But we want others to be merciful toward us and not give us what we deserve. Further, we want God to be merciful toward us and not give us what we deserve. Do we seriously want to get what we deserve for how we have treated God?
Mercy toward others begins in our lives by having a penetrating awareness of our own desperate need of mercy from others, and especially from God.
It is mercy that shows compassion to the helpless (Luke 10:37) and extends forgiveness even to the one who gives repeated offense (Matthew 18:21-22). But this is what is important: mercy is not prompted by the appeal of certain qualities of the offender. We see this truth when God showed mercy to us through the cross (Romans 5:8-10).
Matthew 18:33 “And should not you have had mercy on your fellow servant, as I had mercy on you?” God’s standard of mercy compels us to be gracious, kind, compassionate, merciful toward others. We love God because He first loved us!
Blessed are the merciful for they shall receive mercy.
Oh, how we need this!
Oh, how we need to live this!
Oh, how we need to love this!
Oh, how we need to move on this!
Oh, how we need to go forth with this!
Oh, how we need to experience this!
Oh, how we need to reveal this!
Pray!
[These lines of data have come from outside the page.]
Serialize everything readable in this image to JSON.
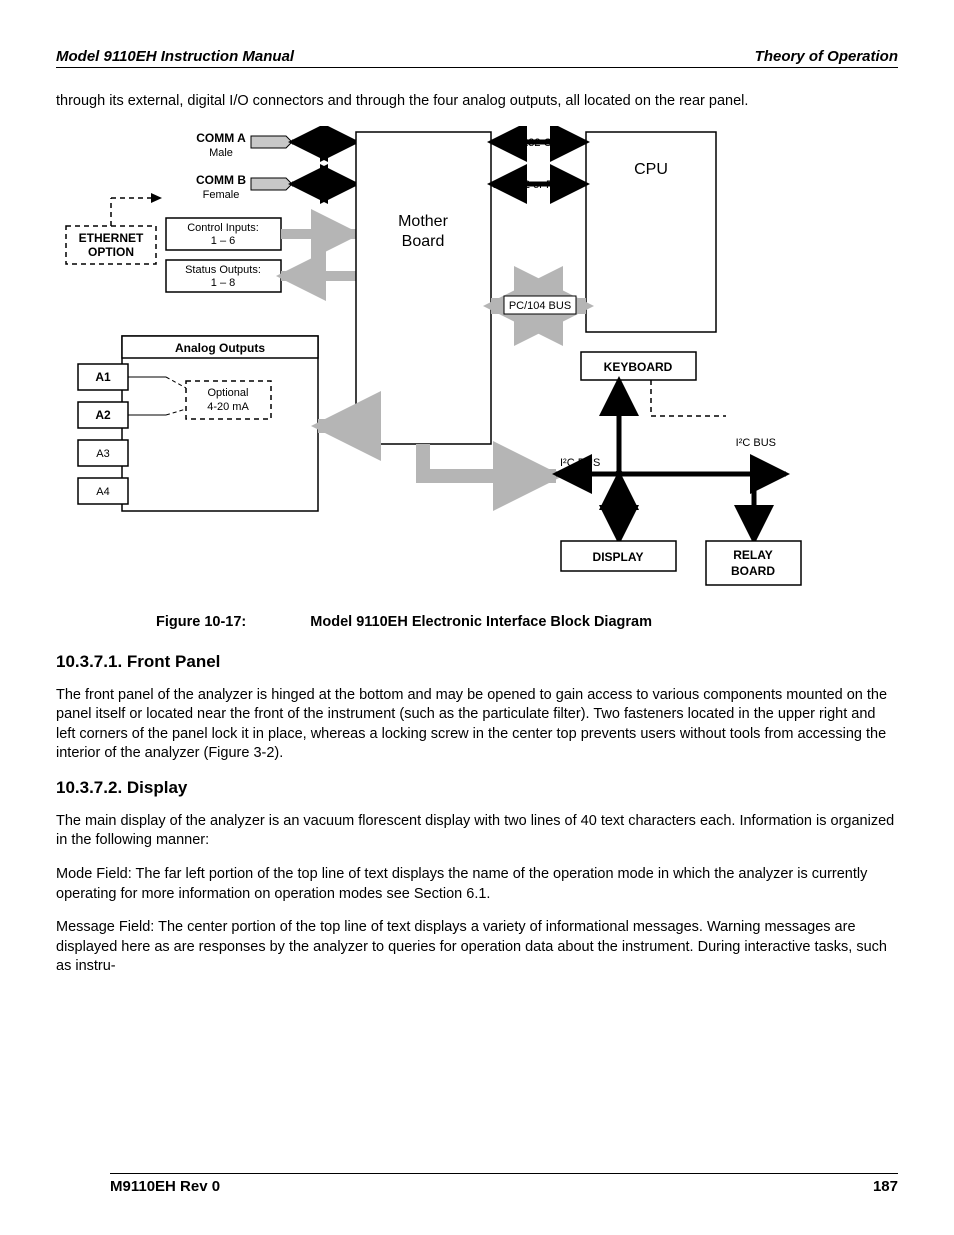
{
  "header": {
    "left": "Model 9110EH Instruction Manual",
    "right": "Theory of Operation"
  },
  "intro_paragraph": "through its external, digital I/O connectors and through the four analog outputs, all located on the rear panel.",
  "diagram": {
    "comm_a": "COMM A",
    "comm_a_sub": "Male",
    "comm_b": "COMM B",
    "comm_b_sub": "Female",
    "ethernet": "ETHERNET\nOPTION",
    "control_inputs": "Control Inputs:\n1 – 6",
    "status_outputs": "Status Outputs:\n1 – 8",
    "rs232_only": "RS-232 ONLY",
    "rs232_or_485": "RS-232 or RS-485",
    "mother_board": "Mother\nBoard",
    "pc104": "PC/104 BUS",
    "cpu": "CPU",
    "analog_outputs": "Analog Outputs",
    "a1": "A1",
    "a2": "A2",
    "a3": "A3",
    "a4": "A4",
    "optional_420": "Optional\n4-20 mA",
    "keyboard": "KEYBOARD",
    "display": "DISPLAY",
    "relay_board": "RELAY\nBOARD",
    "i2c_bus_1": "I²C BUS",
    "i2c_bus_2": "I²C BUS"
  },
  "caption": {
    "label": "Figure 10-17:",
    "text": "Model 9110EH Electronic Interface Block Diagram"
  },
  "sections": [
    {
      "heading": "10.3.7.1. Front Panel",
      "paragraphs": [
        "The front panel of the analyzer is hinged at the bottom and may be opened to gain access to various components mounted on the panel itself or located near the front of the instrument (such as the particulate filter). Two fasteners located in the upper right and left corners of the panel lock it in place, whereas a locking screw in the center top prevents users without tools from accessing the interior of the analyzer (Figure 3-2)."
      ]
    },
    {
      "heading": "10.3.7.2. Display",
      "paragraphs": [
        "The main display of the analyzer is an vacuum florescent display with two lines of 40 text characters each. Information is organized in the following manner:",
        "Mode Field: The far left portion of the top line of text displays the name of the operation mode in which the analyzer is currently operating for more information on operation modes see Section 6.1.",
        "Message Field: The center portion of the top line of text displays a variety of informational messages. Warning messages are displayed here as are responses by the analyzer to queries for operation data about the instrument. During interactive tasks, such as instru-"
      ]
    }
  ],
  "footer": {
    "left": "M9110EH Rev 0",
    "right": "187"
  }
}
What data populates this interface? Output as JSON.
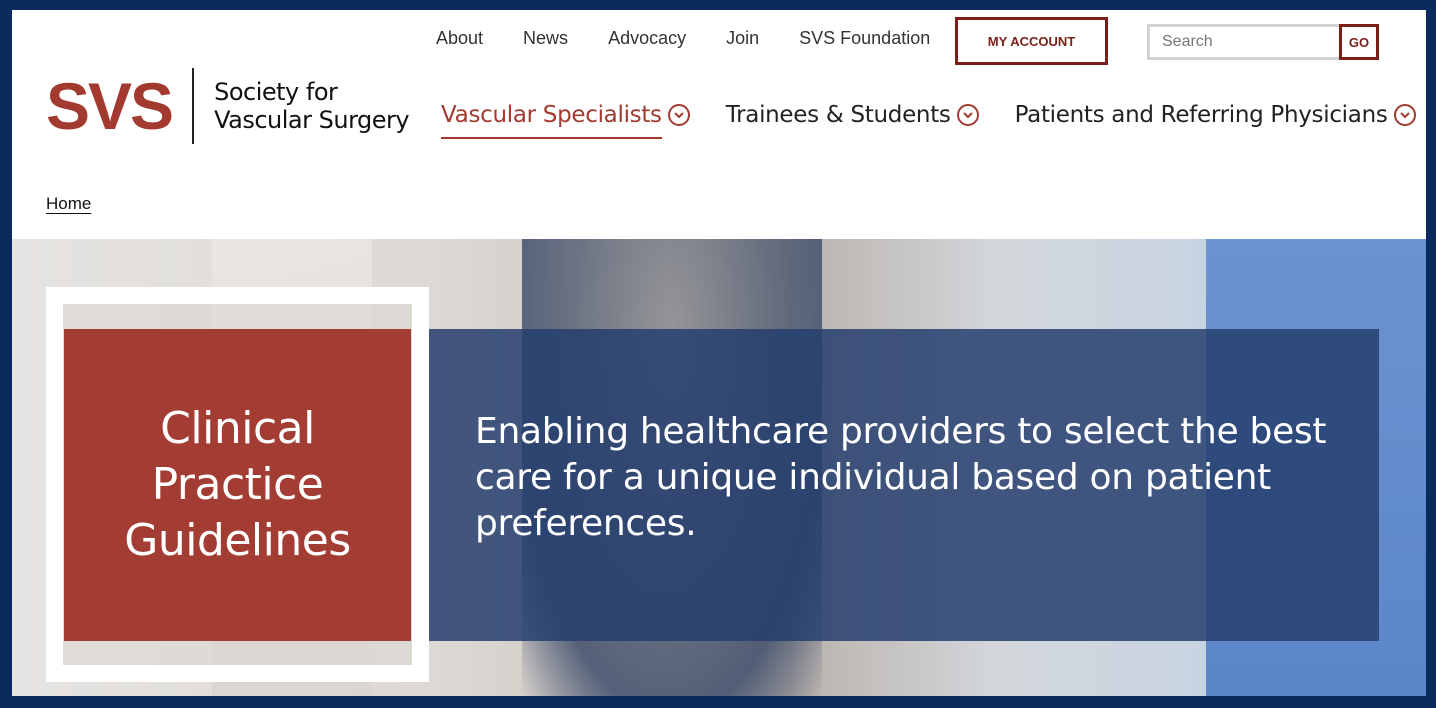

Let God’s mercy transform your heart to be mercy givers to all people.
Let mercy flow like as an everlasting stream flowing from the heart of God!
In the name of God, the Father, and God the Son and God the Holy Spirit,
Let us pray,
Heavenly Father, how I praise and thank You for Your manifold mercy towards me, in that while I was yet a sinner, and at enmity with You… You did not give me what I deserve, but showed me mercy and love, by redeeming my life and clothing me in the righteousness of Christ. May I imitate the merciful way that Christ lived by bestowing Your mercy and compassion on all those with whom I come in contact. May I live as You would have me live in Jesus’ name – and for His glory, Alleluia! Alleluia! Alleluia! AMEN.